WHAT YOU WILL DO
Reproduce exactly, leaving out pictures, each line from the one holding "What's the underlying" through the final line of the listing, and add nothing.

*** Block opens ***

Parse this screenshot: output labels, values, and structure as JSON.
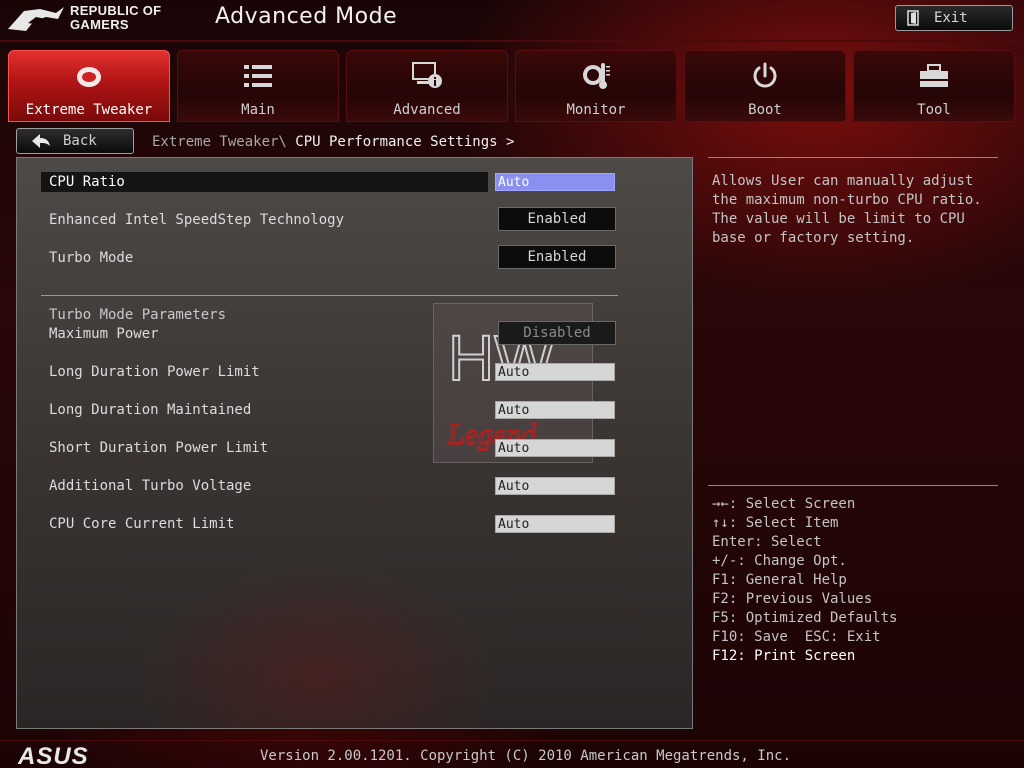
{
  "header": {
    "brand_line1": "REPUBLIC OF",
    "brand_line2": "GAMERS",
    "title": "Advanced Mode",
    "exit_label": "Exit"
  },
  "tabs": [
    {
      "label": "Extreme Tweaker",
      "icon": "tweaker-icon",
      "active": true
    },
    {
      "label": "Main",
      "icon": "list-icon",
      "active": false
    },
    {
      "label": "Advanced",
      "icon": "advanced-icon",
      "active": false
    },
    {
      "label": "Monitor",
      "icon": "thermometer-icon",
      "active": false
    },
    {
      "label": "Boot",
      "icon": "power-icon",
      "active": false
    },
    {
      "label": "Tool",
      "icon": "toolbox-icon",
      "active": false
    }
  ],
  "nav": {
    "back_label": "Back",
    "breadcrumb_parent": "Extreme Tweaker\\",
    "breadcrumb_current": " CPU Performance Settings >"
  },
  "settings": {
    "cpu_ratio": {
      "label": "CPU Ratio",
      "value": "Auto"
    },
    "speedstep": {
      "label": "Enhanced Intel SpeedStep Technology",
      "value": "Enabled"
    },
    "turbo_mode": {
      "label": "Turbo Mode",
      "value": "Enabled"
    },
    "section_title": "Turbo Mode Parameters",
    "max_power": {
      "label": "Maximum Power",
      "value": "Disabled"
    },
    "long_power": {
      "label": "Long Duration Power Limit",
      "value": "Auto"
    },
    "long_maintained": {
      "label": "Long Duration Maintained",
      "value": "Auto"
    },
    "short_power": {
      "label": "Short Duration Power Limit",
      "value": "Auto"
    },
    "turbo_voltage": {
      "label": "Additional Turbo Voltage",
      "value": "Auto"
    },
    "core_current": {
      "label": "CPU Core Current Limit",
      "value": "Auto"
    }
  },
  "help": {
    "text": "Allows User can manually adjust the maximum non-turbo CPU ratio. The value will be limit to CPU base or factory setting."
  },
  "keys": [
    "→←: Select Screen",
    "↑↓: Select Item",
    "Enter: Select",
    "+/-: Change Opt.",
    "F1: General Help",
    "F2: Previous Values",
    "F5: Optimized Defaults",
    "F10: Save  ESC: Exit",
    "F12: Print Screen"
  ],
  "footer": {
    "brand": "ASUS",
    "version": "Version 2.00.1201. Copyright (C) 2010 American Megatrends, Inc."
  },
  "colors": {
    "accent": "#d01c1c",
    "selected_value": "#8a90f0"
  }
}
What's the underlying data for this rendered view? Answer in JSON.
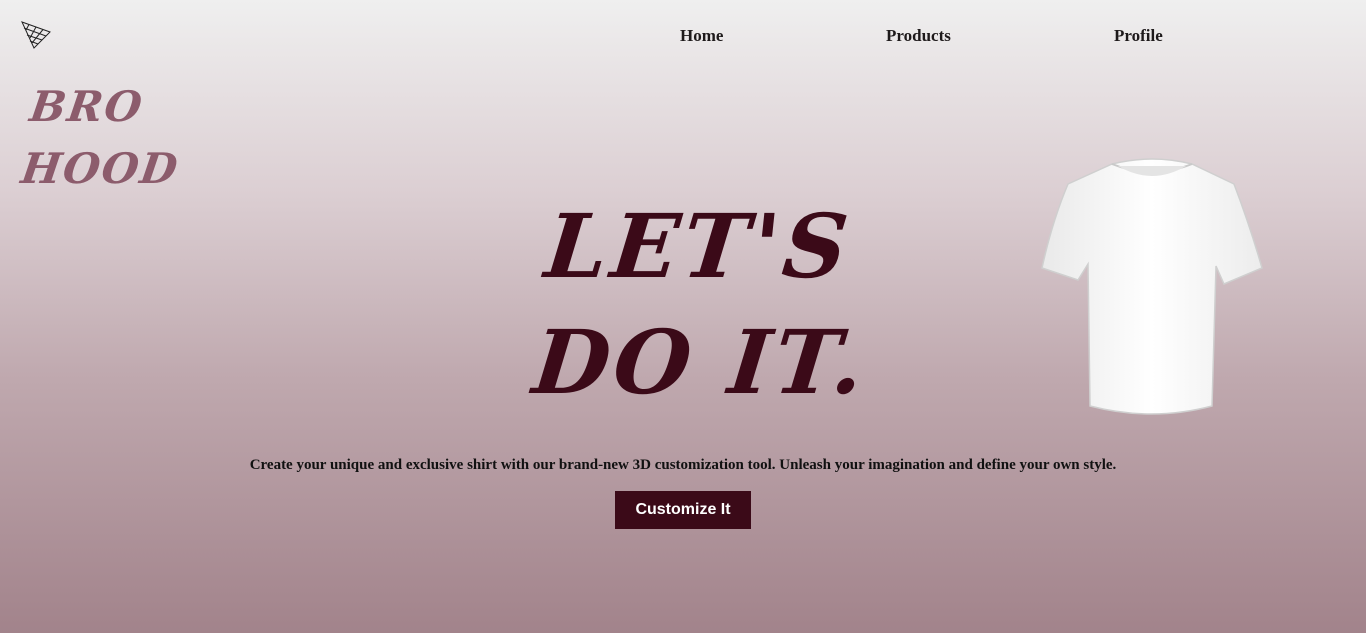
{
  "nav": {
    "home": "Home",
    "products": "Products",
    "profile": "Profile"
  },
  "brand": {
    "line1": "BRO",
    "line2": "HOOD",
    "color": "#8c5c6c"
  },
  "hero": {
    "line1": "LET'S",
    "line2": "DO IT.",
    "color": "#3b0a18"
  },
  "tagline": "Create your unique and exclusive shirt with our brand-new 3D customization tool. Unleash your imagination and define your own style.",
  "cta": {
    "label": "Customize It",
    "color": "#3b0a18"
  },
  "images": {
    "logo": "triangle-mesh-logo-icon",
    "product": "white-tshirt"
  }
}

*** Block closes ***

REPLY
What's the underlying data for this rendered view? Answer in JSON.
{
  "nav": {
    "home": "Home",
    "products": "Products",
    "profile": "Profile"
  },
  "brand": {
    "line1": "BRO",
    "line2": "HOOD",
    "color": "#8c5c6c"
  },
  "hero": {
    "line1": "LET'S",
    "line2": "DO IT.",
    "color": "#3b0a18"
  },
  "tagline": "Create your unique and exclusive shirt with our brand-new 3D customization tool. Unleash your imagination and define your own style.",
  "cta": {
    "label": "Customize It",
    "color": "#3b0a18"
  },
  "images": {
    "logo": "triangle-mesh-logo-icon",
    "product": "white-tshirt"
  }
}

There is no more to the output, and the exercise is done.